DIS report on opposition is fake
INK Centre, Mmegi, 28 July 2017
Soon after the opposition Botswana Movement for Democracy (BMD) returned from a violent congress in Bobonong, the media was awash with a document – code named Tholwana Borethe – claiming to reveal a secret plot by the spy agency to disrupt the opposition Umbrella for Democratic Change (UDC) from toppling the ruling Botswana Democratic Party (BDP) in the 2019 general election. INK Centre analysed the document with the help of International Consortium of Investigative Journalists (ICIJ) software engineer Matthew Caruana Galizia and other local experts on intelligence and metadata, and established that the Tholwana Borethe was done in haste and carried serious and elementary errors. The metadata inadvertently left on the purported intelligence report lucidly exposed the authors of the documents. The most interesting finding is that the document was created a few days before the last BMD congress in Bobonong, not in 2016 as previously stated. The report was created on two different dates in July. The first document, which was first sent to Botswana Guardian, was created on July 10, 2017, at 9:17pm and was last saved on July 12, 2017 at 09:29am.
The document was created from a desktop computer at a Gaborone suburb, which the metadata identified as using Microsoft Word 2001–2004. The total time for editing and writing the document is 139 minutes, according to the document’s metadata. The other report, which was later passed to Mmegi, Sunday Standard, Business Weekly and Botswana Gazette was created on July 12, 2017 at 12:46pm using the same computer. The PDF document also offers hints about its authenticity and origins. It was created using MS Word 2001–2004, and later by the latest MS Word 2016, the metadata left on the PDF document show. The document was later converted to PDF using Adobe 1.5 (Acrobat 6.x) version.
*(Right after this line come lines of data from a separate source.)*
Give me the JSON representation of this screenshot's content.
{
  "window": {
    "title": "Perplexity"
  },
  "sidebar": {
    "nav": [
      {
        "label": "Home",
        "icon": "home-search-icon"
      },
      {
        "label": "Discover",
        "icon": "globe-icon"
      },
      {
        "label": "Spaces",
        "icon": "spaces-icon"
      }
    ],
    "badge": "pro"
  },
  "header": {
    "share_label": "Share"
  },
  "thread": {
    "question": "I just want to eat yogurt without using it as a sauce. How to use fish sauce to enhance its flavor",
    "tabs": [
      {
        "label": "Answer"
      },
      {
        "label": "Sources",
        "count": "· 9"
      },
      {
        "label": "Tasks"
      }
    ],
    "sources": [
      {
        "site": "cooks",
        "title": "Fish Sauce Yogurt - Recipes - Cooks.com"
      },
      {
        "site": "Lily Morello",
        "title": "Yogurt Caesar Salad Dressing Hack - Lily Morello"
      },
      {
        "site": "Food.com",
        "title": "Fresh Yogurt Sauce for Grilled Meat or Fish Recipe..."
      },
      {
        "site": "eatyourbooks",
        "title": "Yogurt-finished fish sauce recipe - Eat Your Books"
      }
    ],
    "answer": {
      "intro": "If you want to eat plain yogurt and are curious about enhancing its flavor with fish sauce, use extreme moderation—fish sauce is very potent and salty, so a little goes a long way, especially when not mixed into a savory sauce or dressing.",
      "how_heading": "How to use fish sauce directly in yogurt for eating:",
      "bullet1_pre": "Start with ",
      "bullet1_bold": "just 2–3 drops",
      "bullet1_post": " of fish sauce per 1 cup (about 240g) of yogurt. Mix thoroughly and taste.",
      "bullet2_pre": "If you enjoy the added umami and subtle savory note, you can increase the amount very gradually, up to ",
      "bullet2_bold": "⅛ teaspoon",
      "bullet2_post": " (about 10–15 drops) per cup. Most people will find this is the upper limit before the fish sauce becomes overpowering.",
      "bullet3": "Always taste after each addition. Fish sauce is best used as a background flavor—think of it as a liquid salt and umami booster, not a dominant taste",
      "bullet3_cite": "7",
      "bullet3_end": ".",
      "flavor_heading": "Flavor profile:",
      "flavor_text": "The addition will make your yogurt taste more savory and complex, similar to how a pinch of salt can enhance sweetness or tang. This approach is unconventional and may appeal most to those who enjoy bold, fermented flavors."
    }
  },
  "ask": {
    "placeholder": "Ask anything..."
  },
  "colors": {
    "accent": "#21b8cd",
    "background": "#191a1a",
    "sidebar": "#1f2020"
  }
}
documents are the stark and obvious inconsistencies regarding the fake dates the report was prepared for the DIS Director, Isaac Kgosi. The dates do not correspond with the dates left on the metadata. The first report passed to the Botswana Guardian was allegedly authored by DIS Special Task Team ‘director’, Tsosoloso Mosinki on February 28, 2016. It is not clear why the report passed on to other publications on the same report claimed that the report was produced on June 28, 2016. A security and intelligence expert engaged by INK Centre concluded that, ‘Clearly the report was manufactured by amateurs. They failed the basic test of covering their tracks.’ Another commented, ‘It is possible to forge the creation date, but I don’t think there’s a logical reason for them to have done that.
What is emerging from the analysis of the report is that unlike most intelligence reports, which rely on newly obtained intelligence gathered from sources within political movements, the report was an act of plagiarism that further missed key and basic facts. While the intelligence communities often use open source intelligence (OSINT), the level of plagiarism on the report raises red flags. For example, at least 80% of the contents of the ‘intelligence report’ are picked from news articles by Mmegi newspaper. The report also plagiarised articles by Gabz FM and European Times reporters … One of the greatest blemishes in the Tholwana Borethe report is that it missed key facts. For example, it missed facts about Saleshando wife Dineo’s employment. The report says that Dineo works for Standard Chartered Bank as head of Retail, Credit Policy for Southern Africa. In actual fact Dineo left Standard Chartered Bank more than five years ago, and now works for Barclays Bank … The format used by the authors of the document is wanting. Intelligence reports are often laced with secret code names. In the intelligence world, this is policy. At least two sources consulted by INK Centre have confirmed.